When and how to adjust your budget
Adjustments to your budget may be needed when there are significant changes in your income or expenses. Examples include changes in employment, unexpected medical expenses, or shifts in living arrangements. When adjusting your budget, reassess your financial goals and reallocate funds accordingly to ensure you stay on track.
Managing unexpected changes in income or expenses
Unexpected changes in income or expenses can significantly impact your budget. In case of a decrease in income, evaluate your expenses and identify areas where you can cut back. If faced with unforeseen expenses, review your discretionary spending and temporary savings categories to find resources to cover the unexpected costs. Having an emergency fund can provide a buffer during challenging times.
Planning for Future Prosperity
How a budget can boost your future financial health
A well-planned budget sets the foundation for future financial prosperity. By effectively managing your income and expenses, you can minimize debt, build an emergency fund, and save for your long-term goals. A budget also serves as a tool for tracking your progress towards financial milestones and making necessary adjustments along the way.
Building wealth through savings and investments
Your budget plays a vital role in building wealth through savings and investments. By allocating a portion of your income towards savings and investments, you are setting yourself up for future financial success. Whether through retirement accounts, real estate, or other investment options, a budget helps you make intentional decisions to grow your wealth.
Long-term budget planning strategies
To ensure long-term financial security, it is important to incorporate long-term budget planning strategies. This may involve revisiting your budget periodically to align with changing goals, adjusting your savings or investment contributions, and monitoring your progress towards retirement or other long-term financial objectives. By integrating these strategies into your budget, you can stay focused on your long-term financial success.

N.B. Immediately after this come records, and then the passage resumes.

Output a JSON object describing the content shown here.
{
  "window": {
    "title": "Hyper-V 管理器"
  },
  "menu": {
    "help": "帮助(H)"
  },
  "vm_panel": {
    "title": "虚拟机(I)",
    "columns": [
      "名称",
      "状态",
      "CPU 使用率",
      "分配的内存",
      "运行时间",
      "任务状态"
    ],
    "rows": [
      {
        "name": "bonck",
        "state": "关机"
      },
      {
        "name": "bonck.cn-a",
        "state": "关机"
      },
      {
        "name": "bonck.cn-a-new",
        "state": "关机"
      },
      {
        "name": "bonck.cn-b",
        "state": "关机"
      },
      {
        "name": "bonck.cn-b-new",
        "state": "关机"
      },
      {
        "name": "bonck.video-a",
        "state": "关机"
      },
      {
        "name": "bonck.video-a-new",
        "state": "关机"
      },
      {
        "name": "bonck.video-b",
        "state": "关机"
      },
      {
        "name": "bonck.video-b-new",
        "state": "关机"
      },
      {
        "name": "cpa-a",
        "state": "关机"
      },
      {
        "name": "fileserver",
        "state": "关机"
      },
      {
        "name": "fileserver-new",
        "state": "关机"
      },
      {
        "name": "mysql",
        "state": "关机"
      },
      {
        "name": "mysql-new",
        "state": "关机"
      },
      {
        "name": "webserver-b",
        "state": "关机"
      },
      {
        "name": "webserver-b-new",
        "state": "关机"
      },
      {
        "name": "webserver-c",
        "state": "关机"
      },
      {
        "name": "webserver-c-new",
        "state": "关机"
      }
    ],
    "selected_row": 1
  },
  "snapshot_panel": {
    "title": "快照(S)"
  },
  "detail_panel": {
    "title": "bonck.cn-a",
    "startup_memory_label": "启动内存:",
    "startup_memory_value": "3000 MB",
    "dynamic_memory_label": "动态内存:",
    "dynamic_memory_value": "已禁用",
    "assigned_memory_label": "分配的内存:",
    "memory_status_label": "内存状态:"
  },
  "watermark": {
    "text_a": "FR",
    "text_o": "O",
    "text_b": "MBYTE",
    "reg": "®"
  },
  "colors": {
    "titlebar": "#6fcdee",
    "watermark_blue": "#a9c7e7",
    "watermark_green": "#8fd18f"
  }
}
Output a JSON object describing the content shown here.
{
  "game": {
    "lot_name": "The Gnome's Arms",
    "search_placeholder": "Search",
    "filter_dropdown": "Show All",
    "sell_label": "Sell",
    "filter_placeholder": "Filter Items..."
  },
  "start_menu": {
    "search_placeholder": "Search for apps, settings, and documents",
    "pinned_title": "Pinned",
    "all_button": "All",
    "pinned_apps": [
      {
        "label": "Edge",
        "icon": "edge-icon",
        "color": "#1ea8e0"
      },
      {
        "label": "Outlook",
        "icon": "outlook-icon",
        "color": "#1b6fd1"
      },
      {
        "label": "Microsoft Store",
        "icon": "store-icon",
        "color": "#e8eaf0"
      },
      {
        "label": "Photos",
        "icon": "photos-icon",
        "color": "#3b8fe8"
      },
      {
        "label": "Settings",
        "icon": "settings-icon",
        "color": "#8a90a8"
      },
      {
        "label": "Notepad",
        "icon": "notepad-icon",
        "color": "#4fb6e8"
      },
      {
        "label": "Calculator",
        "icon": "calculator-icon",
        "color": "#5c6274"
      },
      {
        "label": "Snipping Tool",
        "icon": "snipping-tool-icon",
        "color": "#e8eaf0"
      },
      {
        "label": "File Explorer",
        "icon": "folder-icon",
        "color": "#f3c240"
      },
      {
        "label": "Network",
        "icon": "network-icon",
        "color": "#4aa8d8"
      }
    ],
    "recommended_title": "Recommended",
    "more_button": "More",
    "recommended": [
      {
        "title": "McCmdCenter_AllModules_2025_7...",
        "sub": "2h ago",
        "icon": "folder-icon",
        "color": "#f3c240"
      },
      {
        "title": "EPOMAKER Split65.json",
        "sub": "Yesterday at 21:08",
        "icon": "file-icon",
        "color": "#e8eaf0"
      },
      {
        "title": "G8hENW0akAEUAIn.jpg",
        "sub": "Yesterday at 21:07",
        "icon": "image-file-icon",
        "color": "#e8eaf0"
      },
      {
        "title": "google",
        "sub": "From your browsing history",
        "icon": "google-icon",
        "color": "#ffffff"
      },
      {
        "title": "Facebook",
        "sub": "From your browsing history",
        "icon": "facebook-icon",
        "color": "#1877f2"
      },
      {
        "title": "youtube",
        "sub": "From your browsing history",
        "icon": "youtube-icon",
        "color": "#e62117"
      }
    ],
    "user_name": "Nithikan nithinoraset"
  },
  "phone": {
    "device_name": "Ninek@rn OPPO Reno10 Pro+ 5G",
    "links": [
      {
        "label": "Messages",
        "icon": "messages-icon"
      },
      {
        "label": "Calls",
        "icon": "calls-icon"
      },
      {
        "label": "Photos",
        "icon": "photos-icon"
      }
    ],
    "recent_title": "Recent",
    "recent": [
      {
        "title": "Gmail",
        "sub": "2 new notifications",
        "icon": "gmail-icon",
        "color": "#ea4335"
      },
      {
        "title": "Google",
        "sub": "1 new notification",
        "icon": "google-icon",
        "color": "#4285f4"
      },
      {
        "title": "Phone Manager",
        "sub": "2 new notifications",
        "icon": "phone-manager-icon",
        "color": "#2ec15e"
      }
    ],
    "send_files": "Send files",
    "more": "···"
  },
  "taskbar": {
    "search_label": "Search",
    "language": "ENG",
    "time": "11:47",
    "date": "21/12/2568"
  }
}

Are Budget Sheets and Financial Statements Related in the Financial Planning Process?
Yes, budget sheets and preparing financial statements are closely related in the financial planning process. Budget sheets help to forecast income and expenses, which in turn contribute to the accuracy of financial statements. This enables businesses and individuals to make informed decisions based on their financial standing.
Avoiding Common Budgeting Mistakes
Common errors in preparing a budget sheet
Preparing a budget sheet can be challenging, and it is important to avoid common errors. These include underestimating expenses, overestimating income, failing to allocate funds for savings, and overlooking irregular or occasional expenses. It is essential to pay attention to detail and ensure that your budget sheet accurately reflects your financial situation.
How to avoid underestimated expenses
One common budgeting mistake is underestimating expenses. To avoid this, carefully review your past financial records and consider any potential future expenses that may arise. It is better to overestimate expenses to have a buffer rather than being caught off guard by unexpected costs.
Understanding the dangers of overestimated income
Overestimating income can lead to unrealistic financial expectations and potential budget shortfalls. It is important to have a realistic understanding of your income and avoid relying on uncertain or variable income sources when budgeting. By accurately estimating your income, you can ensure that your budget remains viable and achievable.